* EXERCISE
When a line in the records includes the string "What", it goes into the tally; report that tally alone.

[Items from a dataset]
----

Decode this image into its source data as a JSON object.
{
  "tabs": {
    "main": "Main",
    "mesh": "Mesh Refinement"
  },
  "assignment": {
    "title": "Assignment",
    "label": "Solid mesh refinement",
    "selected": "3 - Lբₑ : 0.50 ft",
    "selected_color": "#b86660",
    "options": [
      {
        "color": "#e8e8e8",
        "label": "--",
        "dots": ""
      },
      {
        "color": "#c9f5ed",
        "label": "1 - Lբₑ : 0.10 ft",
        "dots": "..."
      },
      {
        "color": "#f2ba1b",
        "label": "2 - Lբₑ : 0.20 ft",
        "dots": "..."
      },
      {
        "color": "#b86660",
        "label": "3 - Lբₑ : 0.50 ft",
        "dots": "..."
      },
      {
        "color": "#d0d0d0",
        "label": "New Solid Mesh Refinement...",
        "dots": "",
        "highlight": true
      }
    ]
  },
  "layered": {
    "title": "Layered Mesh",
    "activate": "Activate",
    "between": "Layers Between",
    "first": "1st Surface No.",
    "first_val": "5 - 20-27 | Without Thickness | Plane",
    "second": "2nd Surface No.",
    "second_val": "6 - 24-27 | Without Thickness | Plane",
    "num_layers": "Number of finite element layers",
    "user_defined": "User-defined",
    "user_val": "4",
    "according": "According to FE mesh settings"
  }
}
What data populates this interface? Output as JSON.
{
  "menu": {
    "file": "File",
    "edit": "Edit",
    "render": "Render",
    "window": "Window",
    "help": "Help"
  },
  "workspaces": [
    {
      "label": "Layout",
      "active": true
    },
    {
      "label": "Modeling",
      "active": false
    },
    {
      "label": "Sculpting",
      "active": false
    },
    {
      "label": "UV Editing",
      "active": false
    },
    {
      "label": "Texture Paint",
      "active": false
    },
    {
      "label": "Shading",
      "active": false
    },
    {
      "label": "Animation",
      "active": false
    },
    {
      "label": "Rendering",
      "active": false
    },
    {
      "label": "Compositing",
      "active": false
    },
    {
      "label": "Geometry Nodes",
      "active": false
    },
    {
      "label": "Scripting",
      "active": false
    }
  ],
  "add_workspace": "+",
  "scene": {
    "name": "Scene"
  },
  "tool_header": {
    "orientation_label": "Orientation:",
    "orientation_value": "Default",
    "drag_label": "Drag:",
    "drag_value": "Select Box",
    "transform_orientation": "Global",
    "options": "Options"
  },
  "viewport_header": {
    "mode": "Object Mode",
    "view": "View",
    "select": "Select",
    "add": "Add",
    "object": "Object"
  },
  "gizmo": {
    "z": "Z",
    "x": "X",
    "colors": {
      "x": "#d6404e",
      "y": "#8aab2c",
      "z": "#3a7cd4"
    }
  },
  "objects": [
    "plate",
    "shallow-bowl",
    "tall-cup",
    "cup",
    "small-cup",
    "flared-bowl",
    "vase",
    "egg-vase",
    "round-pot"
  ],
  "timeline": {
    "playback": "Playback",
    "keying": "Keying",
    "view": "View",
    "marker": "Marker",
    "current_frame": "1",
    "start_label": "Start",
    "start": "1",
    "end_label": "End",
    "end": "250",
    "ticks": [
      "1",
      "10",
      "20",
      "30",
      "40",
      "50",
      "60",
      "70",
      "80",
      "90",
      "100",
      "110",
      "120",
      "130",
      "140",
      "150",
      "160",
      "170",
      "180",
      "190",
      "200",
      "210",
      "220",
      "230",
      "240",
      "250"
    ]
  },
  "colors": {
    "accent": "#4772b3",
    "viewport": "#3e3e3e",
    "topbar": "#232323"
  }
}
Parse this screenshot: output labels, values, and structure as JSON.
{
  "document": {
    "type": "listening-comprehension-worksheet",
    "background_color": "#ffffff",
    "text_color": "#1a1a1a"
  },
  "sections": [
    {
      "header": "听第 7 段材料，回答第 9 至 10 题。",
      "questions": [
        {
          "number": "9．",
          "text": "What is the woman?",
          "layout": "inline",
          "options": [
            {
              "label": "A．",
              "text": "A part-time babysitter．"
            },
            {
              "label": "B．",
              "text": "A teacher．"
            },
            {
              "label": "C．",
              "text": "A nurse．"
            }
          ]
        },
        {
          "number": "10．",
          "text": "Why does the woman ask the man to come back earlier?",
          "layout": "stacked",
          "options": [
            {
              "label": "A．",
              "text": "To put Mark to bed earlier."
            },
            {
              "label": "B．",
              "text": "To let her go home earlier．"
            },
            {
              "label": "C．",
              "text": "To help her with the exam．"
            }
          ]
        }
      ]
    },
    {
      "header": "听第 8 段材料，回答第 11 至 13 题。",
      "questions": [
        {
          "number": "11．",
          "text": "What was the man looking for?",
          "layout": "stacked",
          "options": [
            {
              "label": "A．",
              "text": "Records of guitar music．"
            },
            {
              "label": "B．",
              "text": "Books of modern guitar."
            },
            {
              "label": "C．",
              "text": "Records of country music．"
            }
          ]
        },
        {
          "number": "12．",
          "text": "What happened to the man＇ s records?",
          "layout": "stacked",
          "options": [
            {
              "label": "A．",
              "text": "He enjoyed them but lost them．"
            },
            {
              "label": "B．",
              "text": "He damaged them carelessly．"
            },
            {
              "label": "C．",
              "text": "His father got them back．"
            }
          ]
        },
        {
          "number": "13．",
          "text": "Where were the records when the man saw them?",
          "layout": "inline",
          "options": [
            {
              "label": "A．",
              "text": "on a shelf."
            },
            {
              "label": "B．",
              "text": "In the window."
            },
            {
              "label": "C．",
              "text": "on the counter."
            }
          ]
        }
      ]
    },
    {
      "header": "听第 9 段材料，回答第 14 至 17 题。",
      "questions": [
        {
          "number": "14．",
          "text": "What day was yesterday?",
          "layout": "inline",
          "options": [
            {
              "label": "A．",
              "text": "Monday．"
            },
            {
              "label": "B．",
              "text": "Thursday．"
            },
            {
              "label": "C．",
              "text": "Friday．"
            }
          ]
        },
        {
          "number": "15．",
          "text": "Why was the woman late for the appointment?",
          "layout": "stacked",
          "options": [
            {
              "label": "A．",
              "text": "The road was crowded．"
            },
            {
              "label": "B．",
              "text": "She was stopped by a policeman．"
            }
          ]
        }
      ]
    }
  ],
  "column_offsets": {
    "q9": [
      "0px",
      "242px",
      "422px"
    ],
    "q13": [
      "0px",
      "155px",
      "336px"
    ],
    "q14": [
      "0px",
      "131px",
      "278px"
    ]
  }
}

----

* SOLVED EXERCISE
5